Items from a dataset
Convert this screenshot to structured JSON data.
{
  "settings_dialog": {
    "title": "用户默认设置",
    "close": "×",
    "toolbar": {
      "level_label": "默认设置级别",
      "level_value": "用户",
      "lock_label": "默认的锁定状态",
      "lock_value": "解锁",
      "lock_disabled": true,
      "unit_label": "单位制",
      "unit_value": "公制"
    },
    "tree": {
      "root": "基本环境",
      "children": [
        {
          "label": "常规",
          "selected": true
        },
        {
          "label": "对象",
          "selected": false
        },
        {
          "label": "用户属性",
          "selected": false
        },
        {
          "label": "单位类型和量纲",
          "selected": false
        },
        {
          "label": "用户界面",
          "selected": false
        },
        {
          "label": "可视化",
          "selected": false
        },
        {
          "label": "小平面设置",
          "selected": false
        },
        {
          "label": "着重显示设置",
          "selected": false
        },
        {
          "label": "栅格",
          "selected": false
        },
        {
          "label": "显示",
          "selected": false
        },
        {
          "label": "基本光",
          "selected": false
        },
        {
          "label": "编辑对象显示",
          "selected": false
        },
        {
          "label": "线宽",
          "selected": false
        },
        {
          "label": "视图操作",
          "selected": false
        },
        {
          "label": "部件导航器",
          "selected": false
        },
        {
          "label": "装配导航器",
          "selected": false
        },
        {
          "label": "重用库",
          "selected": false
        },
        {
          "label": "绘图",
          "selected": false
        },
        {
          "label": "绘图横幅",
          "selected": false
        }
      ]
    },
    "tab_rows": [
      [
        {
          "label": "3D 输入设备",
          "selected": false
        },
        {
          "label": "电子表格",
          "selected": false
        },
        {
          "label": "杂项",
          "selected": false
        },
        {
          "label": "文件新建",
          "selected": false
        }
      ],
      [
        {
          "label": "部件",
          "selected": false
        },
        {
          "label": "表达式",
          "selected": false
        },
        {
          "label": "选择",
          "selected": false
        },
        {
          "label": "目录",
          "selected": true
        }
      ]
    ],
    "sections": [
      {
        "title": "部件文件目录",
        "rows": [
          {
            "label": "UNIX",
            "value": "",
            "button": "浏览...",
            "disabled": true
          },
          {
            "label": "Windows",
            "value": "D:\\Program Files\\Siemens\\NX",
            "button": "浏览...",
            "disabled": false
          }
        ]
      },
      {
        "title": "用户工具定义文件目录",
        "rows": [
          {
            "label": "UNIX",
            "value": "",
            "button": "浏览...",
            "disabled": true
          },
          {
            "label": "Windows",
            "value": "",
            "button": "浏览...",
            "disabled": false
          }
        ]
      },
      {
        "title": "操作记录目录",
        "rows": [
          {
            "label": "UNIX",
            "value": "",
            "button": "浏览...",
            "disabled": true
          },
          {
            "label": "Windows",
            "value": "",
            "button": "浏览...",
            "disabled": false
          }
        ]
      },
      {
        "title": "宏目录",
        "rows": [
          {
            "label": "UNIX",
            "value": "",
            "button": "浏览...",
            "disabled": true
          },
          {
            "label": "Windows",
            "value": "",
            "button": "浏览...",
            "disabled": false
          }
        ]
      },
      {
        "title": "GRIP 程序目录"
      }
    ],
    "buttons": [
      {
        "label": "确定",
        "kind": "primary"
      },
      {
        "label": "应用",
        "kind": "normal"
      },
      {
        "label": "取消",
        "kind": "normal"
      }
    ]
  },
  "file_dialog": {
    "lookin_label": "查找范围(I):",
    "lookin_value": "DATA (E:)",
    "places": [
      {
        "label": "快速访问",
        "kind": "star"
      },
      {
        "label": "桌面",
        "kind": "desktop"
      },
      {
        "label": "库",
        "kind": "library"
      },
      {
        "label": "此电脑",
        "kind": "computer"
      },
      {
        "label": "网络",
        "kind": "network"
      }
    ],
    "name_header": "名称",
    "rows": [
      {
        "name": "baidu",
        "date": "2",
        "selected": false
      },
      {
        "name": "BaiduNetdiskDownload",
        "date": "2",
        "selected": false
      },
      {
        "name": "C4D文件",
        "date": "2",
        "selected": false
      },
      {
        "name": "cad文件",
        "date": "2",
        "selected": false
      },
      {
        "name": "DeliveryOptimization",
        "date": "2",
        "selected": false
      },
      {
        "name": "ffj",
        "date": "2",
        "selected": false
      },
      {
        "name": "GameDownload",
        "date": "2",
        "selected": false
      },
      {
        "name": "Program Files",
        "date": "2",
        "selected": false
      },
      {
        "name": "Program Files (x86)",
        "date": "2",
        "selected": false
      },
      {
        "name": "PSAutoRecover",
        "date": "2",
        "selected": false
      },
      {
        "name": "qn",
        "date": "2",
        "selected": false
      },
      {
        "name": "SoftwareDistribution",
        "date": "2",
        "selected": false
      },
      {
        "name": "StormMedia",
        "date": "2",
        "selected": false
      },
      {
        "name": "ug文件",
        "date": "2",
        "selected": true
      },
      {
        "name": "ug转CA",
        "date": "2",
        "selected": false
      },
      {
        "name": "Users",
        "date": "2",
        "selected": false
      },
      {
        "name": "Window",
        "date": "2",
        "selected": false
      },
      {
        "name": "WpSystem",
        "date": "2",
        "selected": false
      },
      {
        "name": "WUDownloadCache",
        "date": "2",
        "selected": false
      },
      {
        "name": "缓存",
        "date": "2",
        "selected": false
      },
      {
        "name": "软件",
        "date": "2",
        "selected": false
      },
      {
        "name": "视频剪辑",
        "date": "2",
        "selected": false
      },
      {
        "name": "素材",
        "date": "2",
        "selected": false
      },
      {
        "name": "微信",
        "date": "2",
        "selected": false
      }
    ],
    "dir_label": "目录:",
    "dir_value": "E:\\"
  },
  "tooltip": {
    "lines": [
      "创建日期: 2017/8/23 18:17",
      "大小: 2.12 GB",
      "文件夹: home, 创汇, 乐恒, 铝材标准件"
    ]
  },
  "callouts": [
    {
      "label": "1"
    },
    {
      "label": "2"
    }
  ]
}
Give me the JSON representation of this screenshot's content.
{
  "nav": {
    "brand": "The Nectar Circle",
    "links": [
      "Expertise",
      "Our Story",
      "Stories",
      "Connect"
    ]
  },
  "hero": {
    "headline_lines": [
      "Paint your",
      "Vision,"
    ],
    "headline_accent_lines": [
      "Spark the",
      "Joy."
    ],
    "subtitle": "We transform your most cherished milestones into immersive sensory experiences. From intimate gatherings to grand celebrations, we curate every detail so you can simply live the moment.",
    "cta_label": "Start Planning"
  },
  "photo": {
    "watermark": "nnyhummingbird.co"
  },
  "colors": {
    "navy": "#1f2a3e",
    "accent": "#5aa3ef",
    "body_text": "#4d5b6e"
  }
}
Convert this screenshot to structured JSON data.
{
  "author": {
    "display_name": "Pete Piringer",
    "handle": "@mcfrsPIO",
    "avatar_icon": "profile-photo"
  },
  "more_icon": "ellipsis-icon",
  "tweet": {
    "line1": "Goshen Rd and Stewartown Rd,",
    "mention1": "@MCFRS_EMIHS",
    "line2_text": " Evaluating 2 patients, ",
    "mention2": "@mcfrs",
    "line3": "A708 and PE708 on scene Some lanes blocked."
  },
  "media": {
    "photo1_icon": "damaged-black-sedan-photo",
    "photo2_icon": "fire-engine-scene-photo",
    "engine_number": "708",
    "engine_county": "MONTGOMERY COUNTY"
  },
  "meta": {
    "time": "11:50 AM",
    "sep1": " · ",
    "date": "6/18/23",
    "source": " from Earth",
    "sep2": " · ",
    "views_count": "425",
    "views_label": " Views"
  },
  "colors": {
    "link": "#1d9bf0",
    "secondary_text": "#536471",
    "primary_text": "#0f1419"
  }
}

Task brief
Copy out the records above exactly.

Answer box
Convert this screenshot to structured JSON data.
{
  "settings_dialog": {
    "title": "用户默认设置",
    "close": "×",
    "toolbar": {
      "level_label": "默认设置级别",
      "level_value": "用户",
      "lock_label": "默认的锁定状态",
      "lock_value": "解锁",
      "lock_disabled": true,
      "unit_label": "单位制",
      "unit_value": "公制"
    },
    "tree": {
      "root": "基本环境",
      "children": [
        {
          "label": "常规",
          "selected": true
        },
        {
          "label": "对象",
          "selected": false
        },
        {
          "label": "用户属性",
          "selected": false
        },
        {
          "label": "单位类型和量纲",
          "selected": false
        },
        {
          "label": "用户界面",
          "selected": false
        },
        {
          "label": "可视化",
          "selected": false
        },
        {
          "label": "小平面设置",
          "selected": false
        },
        {
          "label": "着重显示设置",
          "selected": false
        },
        {
          "label": "栅格",
          "selected": false
        },
        {
          "label": "显示",
          "selected": false
        },
        {
          "label": "基本光",
          "selected": false
        },
        {
          "label": "编辑对象显示",
          "selected": false
        },
        {
          "label": "线宽",
          "selected": false
        },
        {
          "label": "视图操作",
          "selected": false
        },
        {
          "label": "部件导航器",
          "selected": false
        },
        {
          "label": "装配导航器",
          "selected": false
        },
        {
          "label": "重用库",
          "selected": false
        },
        {
          "label": "绘图",
          "selected": false
        },
        {
          "label": "绘图横幅",
          "selected": false
        }
      ]
    },
    "tab_rows": [
      [
        {
          "label": "3D 输入设备",
          "selected": false
        },
        {
          "label": "电子表格",
          "selected": false
        },
        {
          "label": "杂项",
          "selected": false
        },
        {
          "label": "文件新建",
          "selected": false
        }
      ],
      [
        {
          "label": "部件",
          "selected": false
        },
        {
          "label": "表达式",
          "selected": false
        },
        {
          "label": "选择",
          "selected": false
        },
        {
          "label": "目录",
          "selected": true
        }
      ]
    ],
    "sections": [
      {
        "title": "部件文件目录",
        "rows": [
          {
            "label": "UNIX",
            "value": "",
            "button": "浏览...",
            "disabled": true
          },
          {
            "label": "Windows",
            "value": "D:\\Program Files\\Siemens\\NX",
            "button": "浏览...",
            "disabled": false
          }
        ]
      },
      {
        "title": "用户工具定义文件目录",
        "rows": [
          {
            "label": "UNIX",
            "value": "",
            "button": "浏览...",
            "disabled": true
          },
          {
            "label": "Windows",
            "value": "",
            "button": "浏览...",
            "disabled": false
          }
        ]
      },
      {
        "title": "操作记录目录",
        "rows": [
          {
            "label": "UNIX",
            "value": "",
            "button": "浏览...",
            "disabled": true
          },
          {
            "label": "Windows",
            "value": "",
            "button": "浏览...",
            "disabled": false
          }
        ]
      },
      {
        "title": "宏目录",
        "rows": [
          {
            "label": "UNIX",
            "value": "",
            "button": "浏览...",
            "disabled": true
          },
          {
            "label": "Windows",
            "value": "",
            "button": "浏览...",
            "disabled": false
          }
        ]
      },
      {
        "title": "GRIP 程序目录"
      }
    ],
    "buttons": [
      {
        "label": "确定",
        "kind": "primary"
      },
      {
        "label": "应用",
        "kind": "normal"
      },
      {
        "label": "取消",
        "kind": "normal"
      }
    ]
  },
  "file_dialog": {
    "lookin_label": "查找范围(I):",
    "lookin_value": "DATA (E:)",
    "places": [
      {
        "label": "快速访问",
        "kind": "star"
      },
      {
        "label": "桌面",
        "kind": "desktop"
      },
      {
        "label": "库",
        "kind": "library"
      },
      {
        "label": "此电脑",
        "kind": "computer"
      },
      {
        "label": "网络",
        "kind": "network"
      }
    ],
    "name_header": "名称",
    "rows": [
      {
        "name": "baidu",
        "date": "2",
        "selected": false
      },
      {
        "name": "BaiduNetdiskDownload",
        "date": "2",
        "selected": false
      },
      {
        "name": "C4D文件",
        "date": "2",
        "selected": false
      },
      {
        "name": "cad文件",
        "date": "2",
        "selected": false
      },
      {
        "name": "DeliveryOptimization",
        "date": "2",
        "selected": false
      },
      {
        "name": "ffj",
        "date": "2",
        "selected": false
      },
      {
        "name": "GameDownload",
        "date": "2",
        "selected": false
      },
      {
        "name": "Program Files",
        "date": "2",
        "selected": false
      },
      {
        "name": "Program Files (x86)",
        "date": "2",
        "selected": false
      },
      {
        "name": "PSAutoRecover",
        "date": "2",
        "selected": false
      },
      {
        "name": "qn",
        "date": "2",
        "selected": false
      },
      {
        "name": "SoftwareDistribution",
        "date": "2",
        "selected": false
      },
      {
        "name": "StormMedia",
        "date": "2",
        "selected": false
      },
      {
        "name": "ug文件",
        "date": "2",
        "selected": true
      },
      {
        "name": "ug转CA",
        "date": "2",
        "selected": false
      },
      {
        "name": "Users",
        "date": "2",
        "selected": false
      },
      {
        "name": "Window",
        "date": "2",
        "selected": false
      },
      {
        "name": "WpSystem",
        "date": "2",
        "selected": false
      },
      {
        "name": "WUDownloadCache",
        "date": "2",
        "selected": false
      },
      {
        "name": "缓存",
        "date": "2",
        "selected": false
      },
      {
        "name": "软件",
        "date": "2",
        "selected": false
      },
      {
        "name": "视频剪辑",
        "date": "2",
        "selected": false
      },
      {
        "name": "素材",
        "date": "2",
        "selected": false
      },
      {
        "name": "微信",
        "date": "2",
        "selected": false
      }
    ],
    "dir_label": "目录:",
    "dir_value": "E:\\"
  },
  "tooltip": {
    "lines": [
      "创建日期: 2017/8/23 18:17",
      "大小: 2.12 GB",
      "文件夹: home, 创汇, 乐恒, 铝材标准件"
    ]
  },
  "callouts": [
    {
      "label": "1"
    },
    {
      "label": "2"
    }
  ]
}
Give me the JSON representation of this screenshot's content.
{
  "nav": {
    "brand": "The Nectar Circle",
    "links": [
      "Expertise",
      "Our Story",
      "Stories",
      "Connect"
    ]
  },
  "hero": {
    "headline_lines": [
      "Paint your",
      "Vision,"
    ],
    "headline_accent_lines": [
      "Spark the",
      "Joy."
    ],
    "subtitle": "We transform your most cherished milestones into immersive sensory experiences. From intimate gatherings to grand celebrations, we curate every detail so you can simply live the moment.",
    "cta_label": "Start Planning"
  },
  "photo": {
    "watermark": "nnyhummingbird.co"
  },
  "colors": {
    "navy": "#1f2a3e",
    "accent": "#5aa3ef",
    "body_text": "#4d5b6e"
  }
}
Convert this screenshot to structured JSON data.
{
  "author": {
    "display_name": "Pete Piringer",
    "handle": "@mcfrsPIO",
    "avatar_icon": "profile-photo"
  },
  "more_icon": "ellipsis-icon",
  "tweet": {
    "line1": "Goshen Rd and Stewartown Rd,",
    "mention1": "@MCFRS_EMIHS",
    "line2_text": " Evaluating 2 patients, ",
    "mention2": "@mcfrs",
    "line3": "A708 and PE708 on scene Some lanes blocked."
  },
  "media": {
    "photo1_icon": "damaged-black-sedan-photo",
    "photo2_icon": "fire-engine-scene-photo",
    "engine_number": "708",
    "engine_county": "MONTGOMERY COUNTY"
  },
  "meta": {
    "time": "11:50 AM",
    "sep1": " · ",
    "date": "6/18/23",
    "source": " from Earth",
    "sep2": " · ",
    "views_count": "425",
    "views_label": " Views"
  },
  "colors": {
    "link": "#1d9bf0",
    "secondary_text": "#536471",
    "primary_text": "#0f1419"
  }
}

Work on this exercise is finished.